┌─ EXTRACTED DATA
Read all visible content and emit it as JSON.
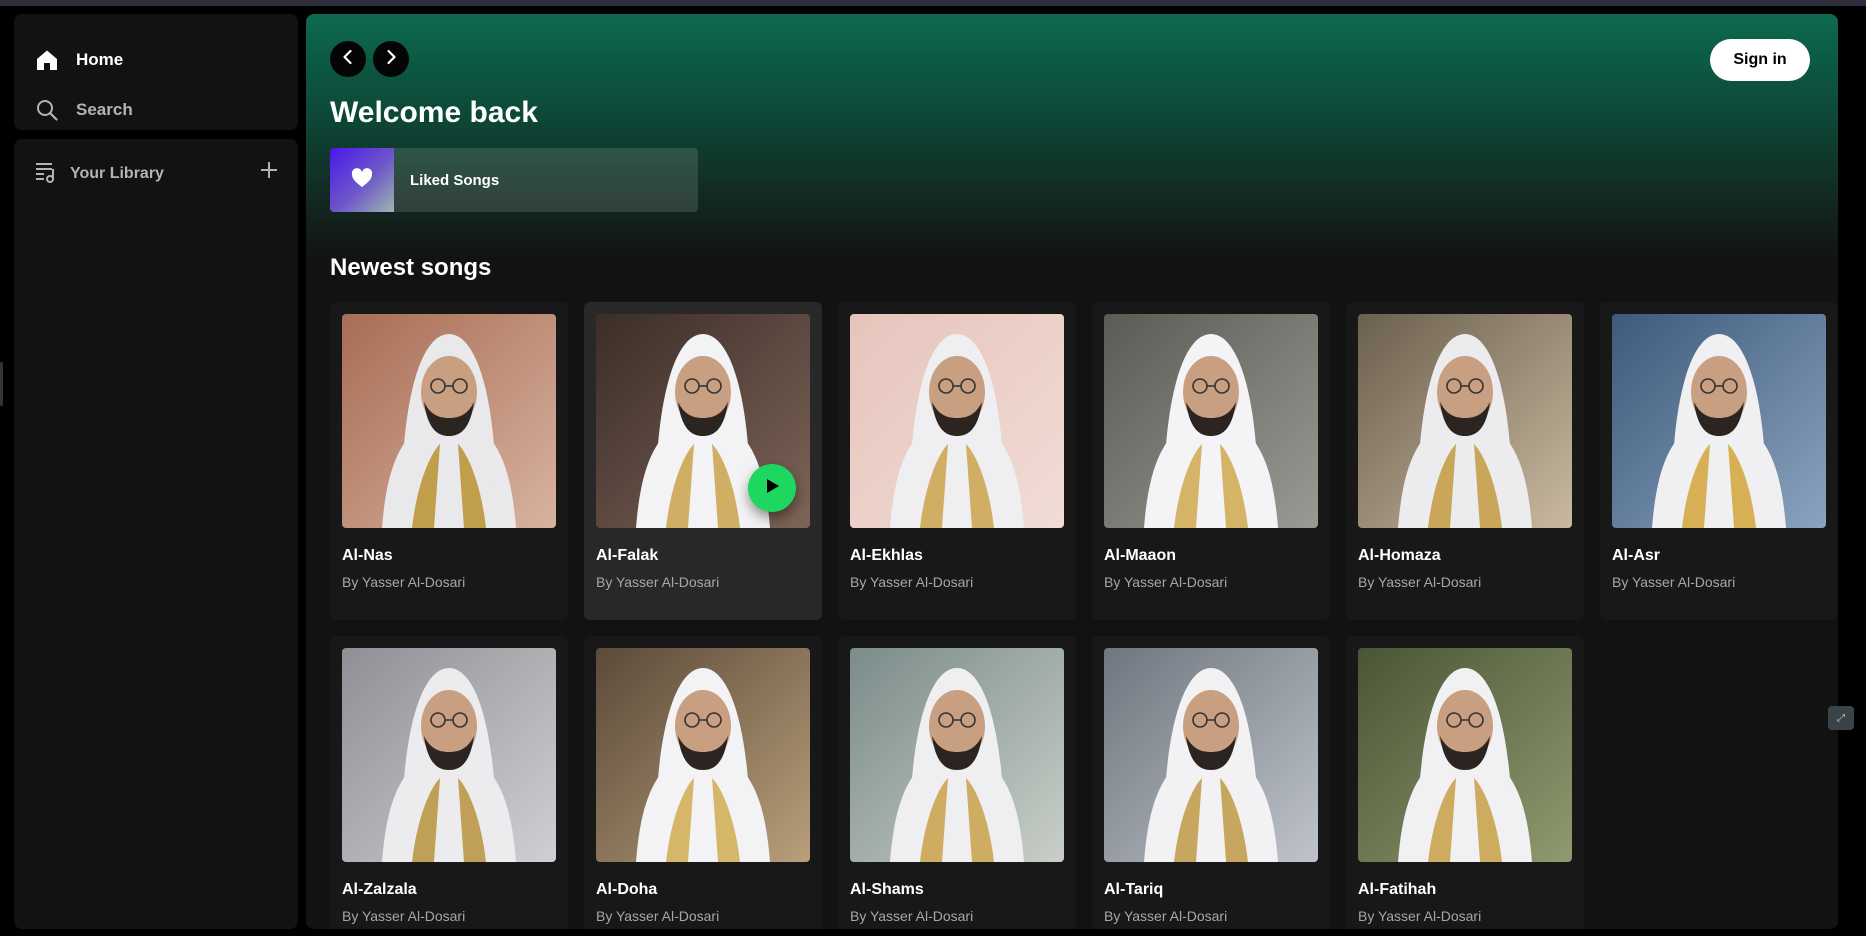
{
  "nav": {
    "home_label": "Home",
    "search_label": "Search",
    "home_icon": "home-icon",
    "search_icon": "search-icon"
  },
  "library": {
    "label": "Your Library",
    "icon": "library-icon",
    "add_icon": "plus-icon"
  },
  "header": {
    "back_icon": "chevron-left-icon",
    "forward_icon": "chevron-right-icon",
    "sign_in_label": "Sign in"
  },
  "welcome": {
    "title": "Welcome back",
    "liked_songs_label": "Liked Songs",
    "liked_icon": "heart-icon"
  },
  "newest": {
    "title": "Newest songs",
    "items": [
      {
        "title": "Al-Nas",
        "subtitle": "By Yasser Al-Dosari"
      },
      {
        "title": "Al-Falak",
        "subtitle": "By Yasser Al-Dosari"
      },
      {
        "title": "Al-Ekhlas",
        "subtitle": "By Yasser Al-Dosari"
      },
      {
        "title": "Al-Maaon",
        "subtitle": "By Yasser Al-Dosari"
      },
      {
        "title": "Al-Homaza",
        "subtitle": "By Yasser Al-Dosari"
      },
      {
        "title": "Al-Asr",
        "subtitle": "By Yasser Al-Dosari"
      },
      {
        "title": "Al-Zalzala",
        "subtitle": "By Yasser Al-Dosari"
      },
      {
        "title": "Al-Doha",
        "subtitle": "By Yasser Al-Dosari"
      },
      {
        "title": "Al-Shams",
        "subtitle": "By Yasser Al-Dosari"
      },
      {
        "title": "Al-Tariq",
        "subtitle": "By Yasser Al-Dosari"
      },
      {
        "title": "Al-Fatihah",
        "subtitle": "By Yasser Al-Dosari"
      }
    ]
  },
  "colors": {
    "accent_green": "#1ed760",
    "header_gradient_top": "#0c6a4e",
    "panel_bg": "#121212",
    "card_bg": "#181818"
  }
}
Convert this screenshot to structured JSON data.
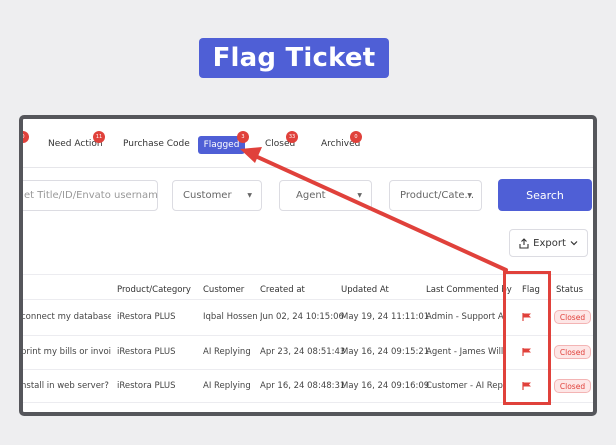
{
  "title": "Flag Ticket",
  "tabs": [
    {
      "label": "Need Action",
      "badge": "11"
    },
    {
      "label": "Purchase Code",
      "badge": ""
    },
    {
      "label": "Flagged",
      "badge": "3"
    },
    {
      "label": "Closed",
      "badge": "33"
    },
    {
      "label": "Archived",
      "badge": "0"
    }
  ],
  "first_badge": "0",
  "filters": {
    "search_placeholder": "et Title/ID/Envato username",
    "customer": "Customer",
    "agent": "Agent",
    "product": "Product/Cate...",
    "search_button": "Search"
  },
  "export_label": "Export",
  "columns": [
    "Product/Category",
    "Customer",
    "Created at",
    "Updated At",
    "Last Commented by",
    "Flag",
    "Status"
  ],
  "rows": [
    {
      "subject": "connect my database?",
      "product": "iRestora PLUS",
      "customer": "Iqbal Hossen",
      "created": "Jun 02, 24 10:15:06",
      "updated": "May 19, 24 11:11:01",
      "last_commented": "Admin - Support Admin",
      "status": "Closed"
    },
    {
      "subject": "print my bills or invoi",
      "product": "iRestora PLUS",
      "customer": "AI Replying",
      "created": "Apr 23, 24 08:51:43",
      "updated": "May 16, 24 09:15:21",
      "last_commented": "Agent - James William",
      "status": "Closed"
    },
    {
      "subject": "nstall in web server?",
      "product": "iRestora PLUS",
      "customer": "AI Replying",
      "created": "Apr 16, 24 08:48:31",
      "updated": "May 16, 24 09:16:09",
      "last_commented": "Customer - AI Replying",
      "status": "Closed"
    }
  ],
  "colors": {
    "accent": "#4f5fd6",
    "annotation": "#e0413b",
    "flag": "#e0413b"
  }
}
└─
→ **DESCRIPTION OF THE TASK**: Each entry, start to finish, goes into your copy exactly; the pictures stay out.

→ **REPLY**:
Read all visible content and emit it as JSON.
{
  "nav": {
    "home_label": "Home",
    "search_label": "Search",
    "home_icon": "home-icon",
    "search_icon": "search-icon"
  },
  "library": {
    "label": "Your Library",
    "icon": "library-icon",
    "add_icon": "plus-icon"
  },
  "header": {
    "back_icon": "chevron-left-icon",
    "forward_icon": "chevron-right-icon",
    "sign_in_label": "Sign in"
  },
  "welcome": {
    "title": "Welcome back",
    "liked_songs_label": "Liked Songs",
    "liked_icon": "heart-icon"
  },
  "newest": {
    "title": "Newest songs",
    "items": [
      {
        "title": "Al-Nas",
        "subtitle": "By Yasser Al-Dosari"
      },
      {
        "title": "Al-Falak",
        "subtitle": "By Yasser Al-Dosari"
      },
      {
        "title": "Al-Ekhlas",
        "subtitle": "By Yasser Al-Dosari"
      },
      {
        "title": "Al-Maaon",
        "subtitle": "By Yasser Al-Dosari"
      },
      {
        "title": "Al-Homaza",
        "subtitle": "By Yasser Al-Dosari"
      },
      {
        "title": "Al-Asr",
        "subtitle": "By Yasser Al-Dosari"
      },
      {
        "title": "Al-Zalzala",
        "subtitle": "By Yasser Al-Dosari"
      },
      {
        "title": "Al-Doha",
        "subtitle": "By Yasser Al-Dosari"
      },
      {
        "title": "Al-Shams",
        "subtitle": "By Yasser Al-Dosari"
      },
      {
        "title": "Al-Tariq",
        "subtitle": "By Yasser Al-Dosari"
      },
      {
        "title": "Al-Fatihah",
        "subtitle": "By Yasser Al-Dosari"
      }
    ]
  },
  "colors": {
    "accent_green": "#1ed760",
    "header_gradient_top": "#0c6a4e",
    "panel_bg": "#121212",
    "card_bg": "#181818"
  }
}
Convert this screenshot to structured JSON data.
{
  "title": "Flag Ticket",
  "tabs": [
    {
      "label": "Need Action",
      "badge": "11"
    },
    {
      "label": "Purchase Code",
      "badge": ""
    },
    {
      "label": "Flagged",
      "badge": "3"
    },
    {
      "label": "Closed",
      "badge": "33"
    },
    {
      "label": "Archived",
      "badge": "0"
    }
  ],
  "first_badge": "0",
  "filters": {
    "search_placeholder": "et Title/ID/Envato username",
    "customer": "Customer",
    "agent": "Agent",
    "product": "Product/Cate...",
    "search_button": "Search"
  },
  "export_label": "Export",
  "columns": [
    "Product/Category",
    "Customer",
    "Created at",
    "Updated At",
    "Last Commented by",
    "Flag",
    "Status"
  ],
  "rows": [
    {
      "subject": "connect my database?",
      "product": "iRestora PLUS",
      "customer": "Iqbal Hossen",
      "created": "Jun 02, 24 10:15:06",
      "updated": "May 19, 24 11:11:01",
      "last_commented": "Admin - Support Admin",
      "status": "Closed"
    },
    {
      "subject": "print my bills or invoi",
      "product": "iRestora PLUS",
      "customer": "AI Replying",
      "created": "Apr 23, 24 08:51:43",
      "updated": "May 16, 24 09:15:21",
      "last_commented": "Agent - James William",
      "status": "Closed"
    },
    {
      "subject": "nstall in web server?",
      "product": "iRestora PLUS",
      "customer": "AI Replying",
      "created": "Apr 16, 24 08:48:31",
      "updated": "May 16, 24 09:16:09",
      "last_commented": "Customer - AI Replying",
      "status": "Closed"
    }
  ],
  "colors": {
    "accent": "#4f5fd6",
    "annotation": "#e0413b",
    "flag": "#e0413b"
  }
}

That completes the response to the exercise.